Twenty-six people attended the field day and enjoyed hearing about Alan and Helen’s journey in the Conservation process, including an overview of the vast changes they have seen on the property since the fires. Named “Murrook” after the Gattang word for ‘good, happy’, the property has three partial boundaries with Killabakh Nature Reserve; with 79Ha mapped sub-tropical rainforest, 8Ha warm temperate rainforest and 135Ha of wet sclerophyll forest. Both Rainforest communities conform to the Lowland Rainforest in the NSW North Coast and Sydney Basin Bioregions Endangered Ecological Community under the Biodiversity Conservation Act 2016. The property is located within the regionally significant Coopernook – Killabakh – Comboyne wildlife corridor, and represents an important conserved remnant.
Alan shared the history of the property, which had a long period of log extraction, complete with snigging trails and log dumps. Alan and Helen are maintaining several of the trails to allow access for restoration works on the property, and to facilitate faunal movement through the property.
Jesse Gollan gave an overview of the voluntary Conservation Agreement process that is delivered by the BCT; followed by a brief overview of the SERA restoration standards and the importance of utilising reference sites when undertaking restoration works for habitat conservation, by Scott Meier from AABR.
The group then went for a walk through the rainforest, and then the Eucalypt forest near the top of the property, where there is now abundant post-fire regeneration of the New England Blackbutt, and other eucalypt species.

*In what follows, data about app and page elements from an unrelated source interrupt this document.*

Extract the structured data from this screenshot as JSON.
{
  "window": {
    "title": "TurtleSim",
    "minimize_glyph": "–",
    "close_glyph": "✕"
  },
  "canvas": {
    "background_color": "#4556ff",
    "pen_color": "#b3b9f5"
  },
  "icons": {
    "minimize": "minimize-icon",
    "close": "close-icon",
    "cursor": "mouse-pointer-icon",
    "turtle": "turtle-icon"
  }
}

Lunchtime allowed participants to mingle and neighbours to meet one another before we bundled into 4WD mode and journeyed to a more remote part of the property where most of the regeneration works have been completed in a historical landslide area. This area was heavily logged and has probably been subject to multiple erosion events over time. But the recent heavy rainfalls have expanded the size and scale of the landslide, which is on very steep terrain, and largely inaccessible in terms of remediation.
Dingo Creek Rainforest Nursery has been contracted to complete the regeneration works, with Alan and Helen working tirelessly to manage infestations of Lantana, Tobacco, Crofton Weed and Passiflora. Despite the long history of disturbance, all the regeneration sites are progressing well with abundant natural regeneration occurring across the site.

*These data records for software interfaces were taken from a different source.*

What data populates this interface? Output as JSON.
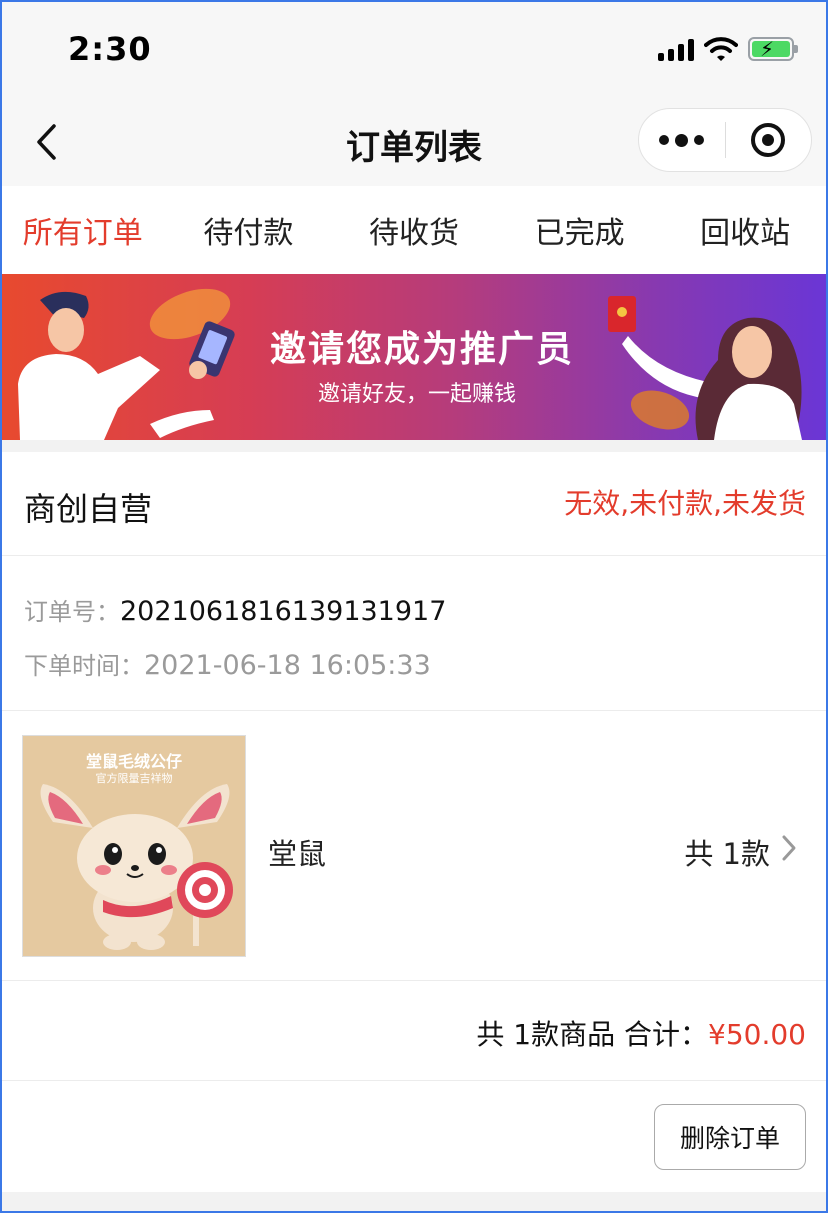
{
  "status_bar": {
    "time": "2:30"
  },
  "nav": {
    "title": "订单列表"
  },
  "tabs": [
    {
      "label": "所有订单",
      "active": true
    },
    {
      "label": "待付款",
      "active": false
    },
    {
      "label": "待收货",
      "active": false
    },
    {
      "label": "已完成",
      "active": false
    },
    {
      "label": "回收站",
      "active": false
    }
  ],
  "banner": {
    "title": "邀请您成为推广员",
    "subtitle": "邀请好友，一起赚钱"
  },
  "order": {
    "shop_name": "商创自营",
    "status": "无效,未付款,未发货",
    "order_no_label": "订单号：",
    "order_no": "2021061816139131917",
    "time_label": "下单时间：",
    "time": "2021-06-18 16:05:33",
    "product": {
      "image_title": "堂鼠毛绒公仔",
      "image_subtitle": "官方限量吉祥物",
      "name": "堂鼠",
      "count": "共 1款"
    },
    "total_summary": "共 1款商品 合计：",
    "total_price": "¥50.00",
    "delete_label": "删除订单"
  },
  "colors": {
    "accent_red": "#e33c2c",
    "frame_blue": "#3b78e7"
  }
}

Participants were able to learn about staging regeneration works on steep slopes; utilising native colonising species to stabilize areas, and when to plant in restoration projects. We were able to see healthy examples of the (Endangered) Manning River Solanum in flower and with fruit forming. The property also has Rhodamnia rubescens (Endangered) scattered through the edges of the rainforest.
The day was informative and enjoyable, and was a great opportunity for BCT clients and Land for Wildlife members to meet and share conservation experiences, and to engage with new people on the topic of private land conservation. “The networking on these field days and workshops is fantastic”.
This article is part of the Partnering in Private Land Conservation. A joint initiative delivered by Landcare NSW and the NSW Biodiversity Conservation Trust.
By Isabelle Strachen